→ **Activity**
Your reply should contain the whole listing below, repeated exactly, and no images.

→ **The records**
——————

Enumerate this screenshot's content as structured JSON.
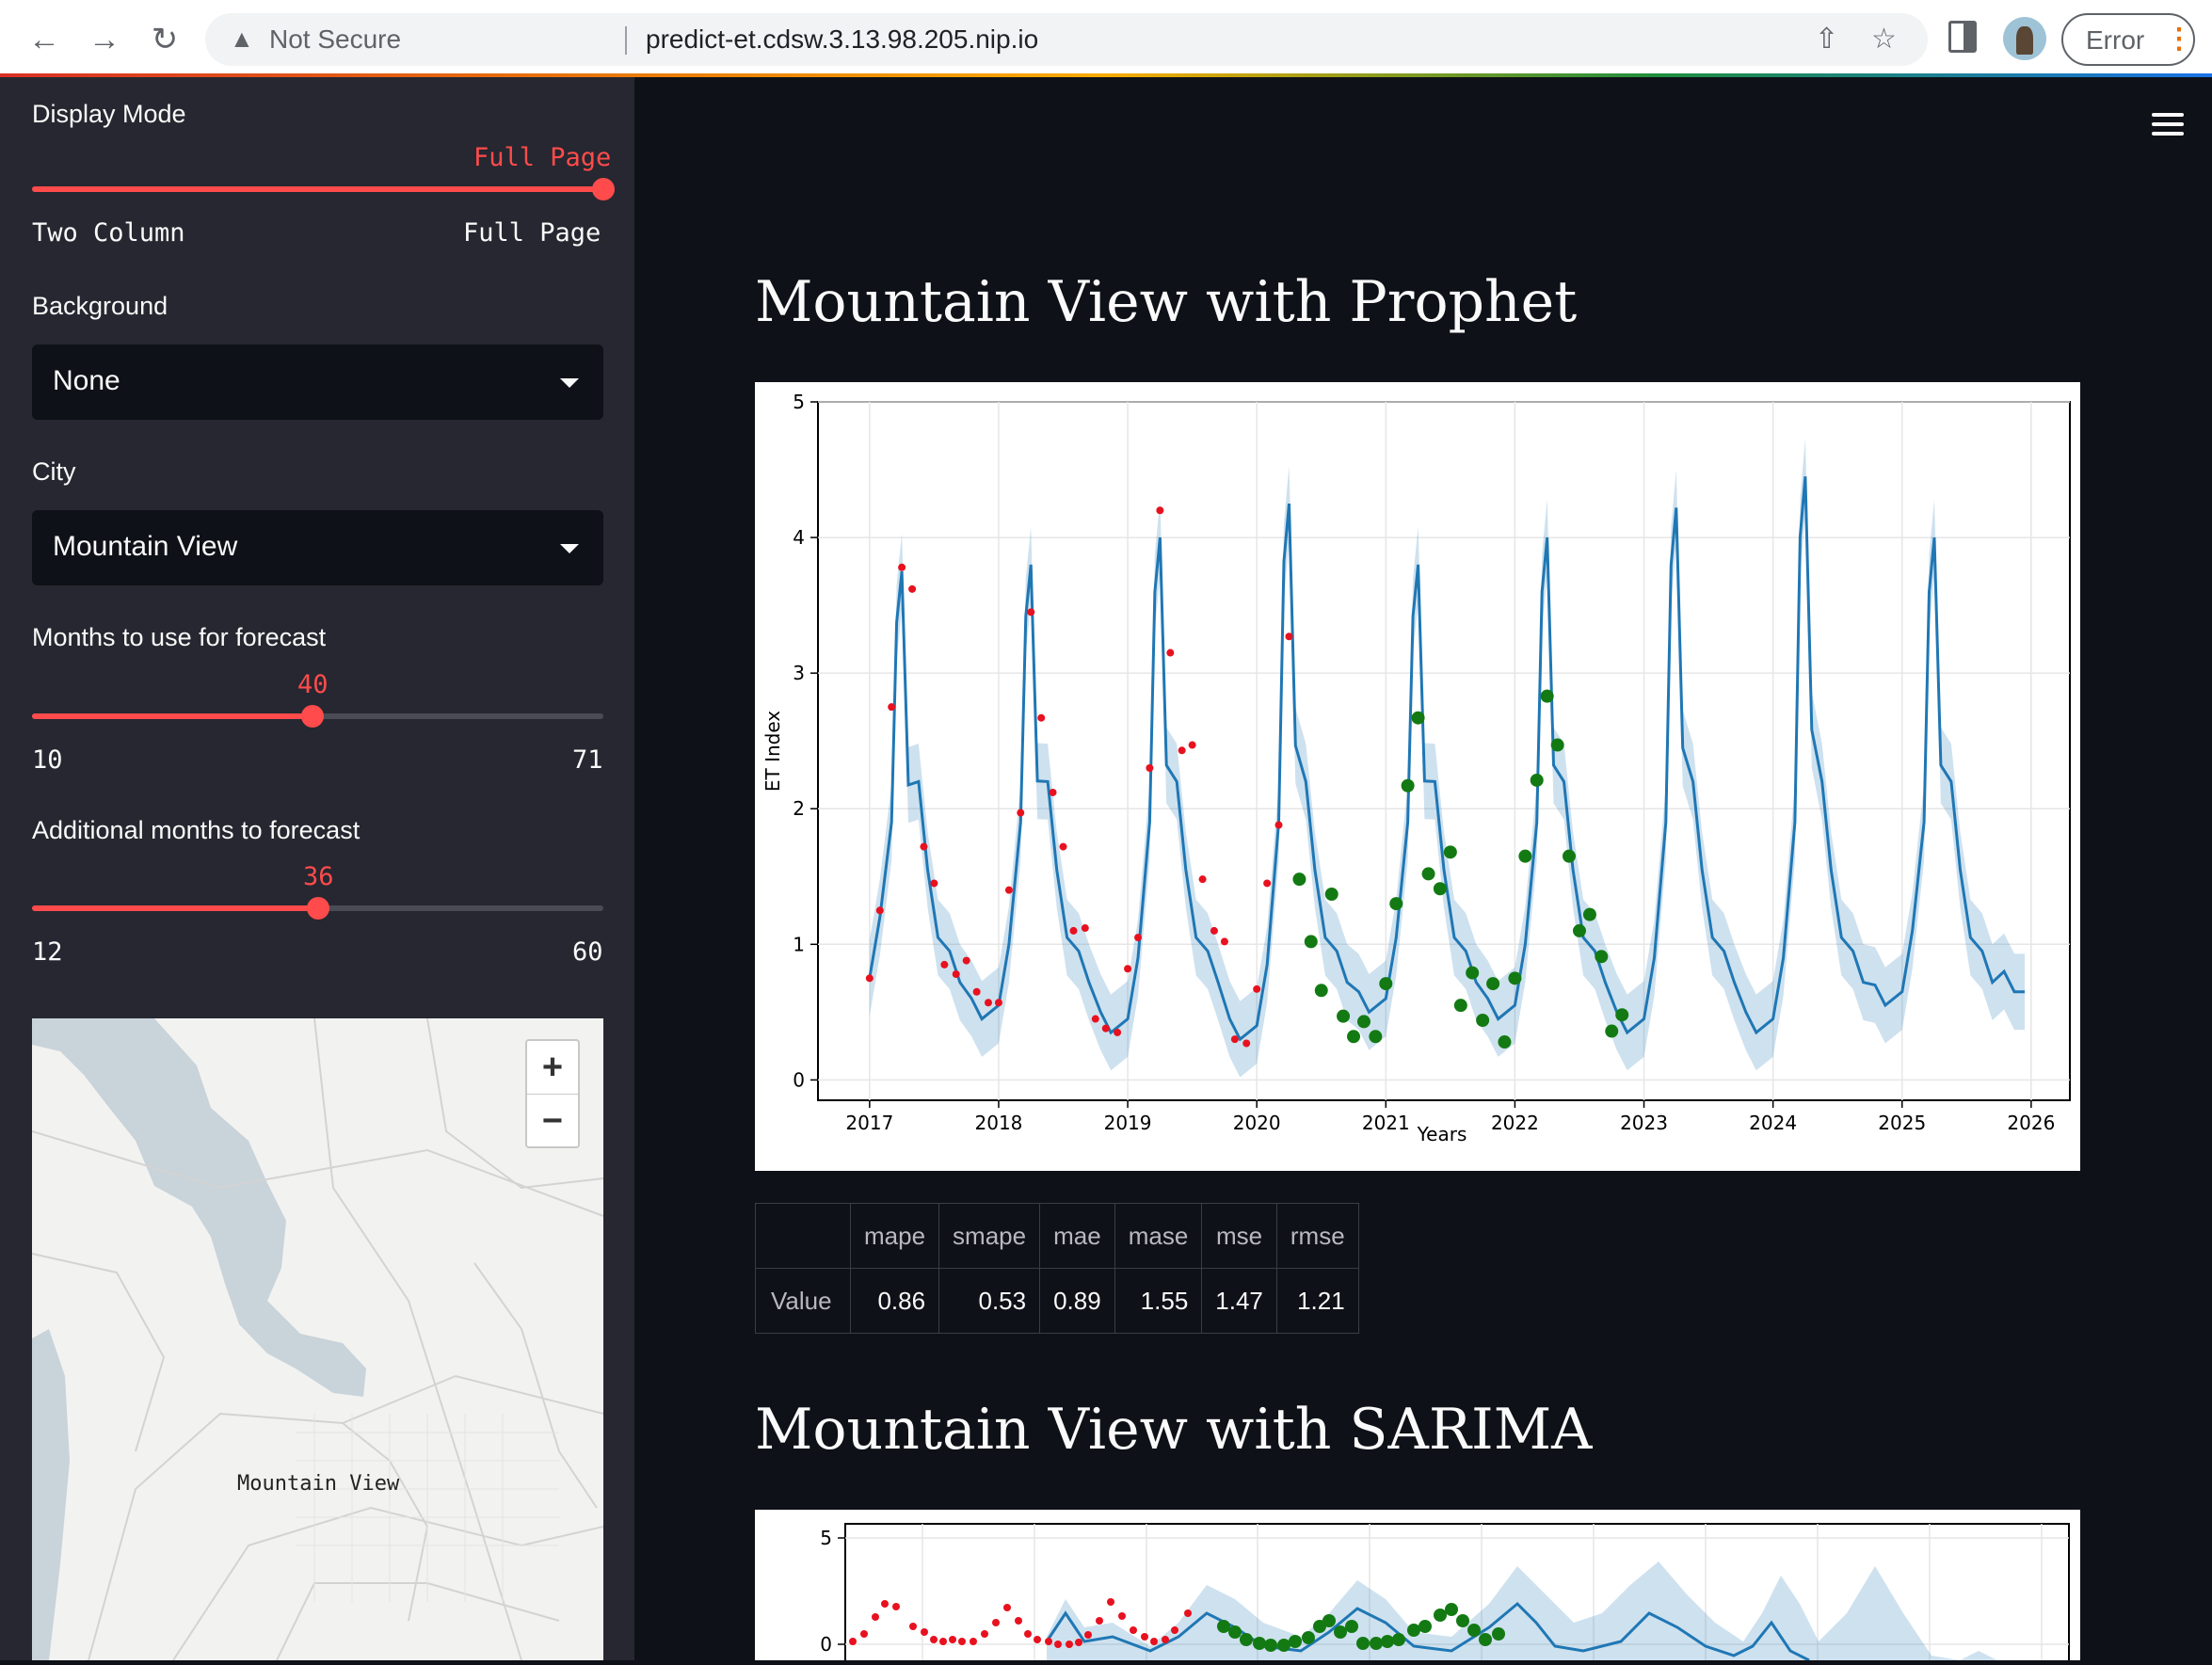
{
  "browser": {
    "security_label": "Not Secure",
    "url": "predict-et.cdsw.3.13.98.205.nip.io",
    "profile_button": "Error",
    "back_icon": "arrow-left-icon",
    "forward_icon": "arrow-right-icon",
    "reload_icon": "reload-icon"
  },
  "sidebar": {
    "display_mode": {
      "label": "Display Mode",
      "value": "Full Page",
      "options": [
        "Two Column",
        "Full Page"
      ]
    },
    "background": {
      "label": "Background",
      "value": "None"
    },
    "city": {
      "label": "City",
      "value": "Mountain View"
    },
    "months_forecast": {
      "label": "Months to use for forecast",
      "value": "40",
      "min": "10",
      "max": "71"
    },
    "additional_months": {
      "label": "Additional months to forecast",
      "value": "36",
      "min": "12",
      "max": "60"
    },
    "map": {
      "city_label": "Mountain View",
      "zoom_in": "+",
      "zoom_out": "−"
    }
  },
  "main": {
    "prophet_title": "Mountain View with Prophet",
    "sarima_title": "Mountain View with SARIMA",
    "metrics": {
      "headers": [
        "mape",
        "smape",
        "mae",
        "mase",
        "mse",
        "rmse"
      ],
      "row_label": "Value",
      "values": [
        "0.86",
        "0.53",
        "0.89",
        "1.55",
        "1.47",
        "1.21"
      ]
    }
  },
  "colors": {
    "accent": "#ff4b4b",
    "forecast_line": "#1f77b4",
    "train": "#e8111f",
    "test": "#137a13"
  },
  "chart_data": [
    {
      "type": "line",
      "xlabel": "Years",
      "ylabel": "ET Index",
      "xlim": [
        2016.6,
        2026.3
      ],
      "ylim": [
        -0.15,
        5.0
      ],
      "xticks": [
        "2017",
        "2018",
        "2019",
        "2020",
        "2021",
        "2022",
        "2023",
        "2024",
        "2025",
        "2026"
      ],
      "yticks": [
        "0",
        "1",
        "2",
        "3",
        "4",
        "5"
      ],
      "grid": true,
      "forecast_peaks": [
        3.75,
        3.8,
        4.0,
        4.25,
        3.8,
        4.0,
        4.22,
        4.45,
        4.0
      ],
      "forecast_troughs": [
        0.45,
        0.35,
        0.3,
        0.5,
        0.45,
        0.35,
        0.35,
        0.55,
        0.65
      ],
      "train_points": [
        [
          2017.0,
          0.75
        ],
        [
          2017.08,
          1.25
        ],
        [
          2017.17,
          2.75
        ],
        [
          2017.25,
          3.78
        ],
        [
          2017.33,
          3.62
        ],
        [
          2017.42,
          1.72
        ],
        [
          2017.5,
          1.45
        ],
        [
          2017.58,
          0.85
        ],
        [
          2017.67,
          0.78
        ],
        [
          2017.75,
          0.88
        ],
        [
          2017.83,
          0.65
        ],
        [
          2017.92,
          0.57
        ],
        [
          2018.0,
          0.57
        ],
        [
          2018.08,
          1.4
        ],
        [
          2018.17,
          1.97
        ],
        [
          2018.25,
          3.45
        ],
        [
          2018.33,
          2.67
        ],
        [
          2018.42,
          2.12
        ],
        [
          2018.5,
          1.72
        ],
        [
          2018.58,
          1.1
        ],
        [
          2018.67,
          1.12
        ],
        [
          2018.75,
          0.45
        ],
        [
          2018.83,
          0.38
        ],
        [
          2018.92,
          0.35
        ],
        [
          2019.0,
          0.82
        ],
        [
          2019.08,
          1.05
        ],
        [
          2019.17,
          2.3
        ],
        [
          2019.25,
          4.2
        ],
        [
          2019.33,
          3.15
        ],
        [
          2019.42,
          2.43
        ],
        [
          2019.5,
          2.47
        ],
        [
          2019.58,
          1.48
        ],
        [
          2019.67,
          1.1
        ],
        [
          2019.75,
          1.02
        ],
        [
          2019.83,
          0.3
        ],
        [
          2019.92,
          0.27
        ],
        [
          2020.0,
          0.67
        ],
        [
          2020.08,
          1.45
        ],
        [
          2020.17,
          1.88
        ],
        [
          2020.25,
          3.27
        ]
      ],
      "test_points": [
        [
          2020.33,
          1.48
        ],
        [
          2020.42,
          1.02
        ],
        [
          2020.5,
          0.66
        ],
        [
          2020.58,
          1.37
        ],
        [
          2020.67,
          0.47
        ],
        [
          2020.75,
          0.32
        ],
        [
          2020.83,
          0.43
        ],
        [
          2020.92,
          0.32
        ],
        [
          2021.0,
          0.71
        ],
        [
          2021.08,
          1.3
        ],
        [
          2021.17,
          2.17
        ],
        [
          2021.25,
          2.67
        ],
        [
          2021.33,
          1.52
        ],
        [
          2021.42,
          1.41
        ],
        [
          2021.5,
          1.68
        ],
        [
          2021.58,
          0.55
        ],
        [
          2021.67,
          0.79
        ],
        [
          2021.75,
          0.44
        ],
        [
          2021.83,
          0.71
        ],
        [
          2021.92,
          0.28
        ],
        [
          2022.0,
          0.75
        ],
        [
          2022.08,
          1.65
        ],
        [
          2022.17,
          2.21
        ],
        [
          2022.25,
          2.83
        ],
        [
          2022.33,
          2.47
        ],
        [
          2022.42,
          1.65
        ],
        [
          2022.5,
          1.1
        ],
        [
          2022.58,
          1.22
        ],
        [
          2022.67,
          0.91
        ],
        [
          2022.75,
          0.36
        ],
        [
          2022.83,
          0.48
        ]
      ]
    },
    {
      "type": "line",
      "yticks": [
        "5",
        "0"
      ],
      "ylim": [
        0,
        5
      ],
      "grid": true
    }
  ]
}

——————

→ **Response area**
Enumerate this screenshot's content as structured JSON.
{
  "browser": {
    "security_label": "Not Secure",
    "url": "predict-et.cdsw.3.13.98.205.nip.io",
    "profile_button": "Error",
    "back_icon": "arrow-left-icon",
    "forward_icon": "arrow-right-icon",
    "reload_icon": "reload-icon"
  },
  "sidebar": {
    "display_mode": {
      "label": "Display Mode",
      "value": "Full Page",
      "options": [
        "Two Column",
        "Full Page"
      ]
    },
    "background": {
      "label": "Background",
      "value": "None"
    },
    "city": {
      "label": "City",
      "value": "Mountain View"
    },
    "months_forecast": {
      "label": "Months to use for forecast",
      "value": "40",
      "min": "10",
      "max": "71"
    },
    "additional_months": {
      "label": "Additional months to forecast",
      "value": "36",
      "min": "12",
      "max": "60"
    },
    "map": {
      "city_label": "Mountain View",
      "zoom_in": "+",
      "zoom_out": "−"
    }
  },
  "main": {
    "prophet_title": "Mountain View with Prophet",
    "sarima_title": "Mountain View with SARIMA",
    "metrics": {
      "headers": [
        "mape",
        "smape",
        "mae",
        "mase",
        "mse",
        "rmse"
      ],
      "row_label": "Value",
      "values": [
        "0.86",
        "0.53",
        "0.89",
        "1.55",
        "1.47",
        "1.21"
      ]
    }
  },
  "colors": {
    "accent": "#ff4b4b",
    "forecast_line": "#1f77b4",
    "train": "#e8111f",
    "test": "#137a13"
  },
  "chart_data": [
    {
      "type": "line",
      "xlabel": "Years",
      "ylabel": "ET Index",
      "xlim": [
        2016.6,
        2026.3
      ],
      "ylim": [
        -0.15,
        5.0
      ],
      "xticks": [
        "2017",
        "2018",
        "2019",
        "2020",
        "2021",
        "2022",
        "2023",
        "2024",
        "2025",
        "2026"
      ],
      "yticks": [
        "0",
        "1",
        "2",
        "3",
        "4",
        "5"
      ],
      "grid": true,
      "forecast_peaks": [
        3.75,
        3.8,
        4.0,
        4.25,
        3.8,
        4.0,
        4.22,
        4.45,
        4.0
      ],
      "forecast_troughs": [
        0.45,
        0.35,
        0.3,
        0.5,
        0.45,
        0.35,
        0.35,
        0.55,
        0.65
      ],
      "train_points": [
        [
          2017.0,
          0.75
        ],
        [
          2017.08,
          1.25
        ],
        [
          2017.17,
          2.75
        ],
        [
          2017.25,
          3.78
        ],
        [
          2017.33,
          3.62
        ],
        [
          2017.42,
          1.72
        ],
        [
          2017.5,
          1.45
        ],
        [
          2017.58,
          0.85
        ],
        [
          2017.67,
          0.78
        ],
        [
          2017.75,
          0.88
        ],
        [
          2017.83,
          0.65
        ],
        [
          2017.92,
          0.57
        ],
        [
          2018.0,
          0.57
        ],
        [
          2018.08,
          1.4
        ],
        [
          2018.17,
          1.97
        ],
        [
          2018.25,
          3.45
        ],
        [
          2018.33,
          2.67
        ],
        [
          2018.42,
          2.12
        ],
        [
          2018.5,
          1.72
        ],
        [
          2018.58,
          1.1
        ],
        [
          2018.67,
          1.12
        ],
        [
          2018.75,
          0.45
        ],
        [
          2018.83,
          0.38
        ],
        [
          2018.92,
          0.35
        ],
        [
          2019.0,
          0.82
        ],
        [
          2019.08,
          1.05
        ],
        [
          2019.17,
          2.3
        ],
        [
          2019.25,
          4.2
        ],
        [
          2019.33,
          3.15
        ],
        [
          2019.42,
          2.43
        ],
        [
          2019.5,
          2.47
        ],
        [
          2019.58,
          1.48
        ],
        [
          2019.67,
          1.1
        ],
        [
          2019.75,
          1.02
        ],
        [
          2019.83,
          0.3
        ],
        [
          2019.92,
          0.27
        ],
        [
          2020.0,
          0.67
        ],
        [
          2020.08,
          1.45
        ],
        [
          2020.17,
          1.88
        ],
        [
          2020.25,
          3.27
        ]
      ],
      "test_points": [
        [
          2020.33,
          1.48
        ],
        [
          2020.42,
          1.02
        ],
        [
          2020.5,
          0.66
        ],
        [
          2020.58,
          1.37
        ],
        [
          2020.67,
          0.47
        ],
        [
          2020.75,
          0.32
        ],
        [
          2020.83,
          0.43
        ],
        [
          2020.92,
          0.32
        ],
        [
          2021.0,
          0.71
        ],
        [
          2021.08,
          1.3
        ],
        [
          2021.17,
          2.17
        ],
        [
          2021.25,
          2.67
        ],
        [
          2021.33,
          1.52
        ],
        [
          2021.42,
          1.41
        ],
        [
          2021.5,
          1.68
        ],
        [
          2021.58,
          0.55
        ],
        [
          2021.67,
          0.79
        ],
        [
          2021.75,
          0.44
        ],
        [
          2021.83,
          0.71
        ],
        [
          2021.92,
          0.28
        ],
        [
          2022.0,
          0.75
        ],
        [
          2022.08,
          1.65
        ],
        [
          2022.17,
          2.21
        ],
        [
          2022.25,
          2.83
        ],
        [
          2022.33,
          2.47
        ],
        [
          2022.42,
          1.65
        ],
        [
          2022.5,
          1.1
        ],
        [
          2022.58,
          1.22
        ],
        [
          2022.67,
          0.91
        ],
        [
          2022.75,
          0.36
        ],
        [
          2022.83,
          0.48
        ]
      ]
    },
    {
      "type": "line",
      "yticks": [
        "5",
        "0"
      ],
      "ylim": [
        0,
        5
      ],
      "grid": true
    }
  ]
}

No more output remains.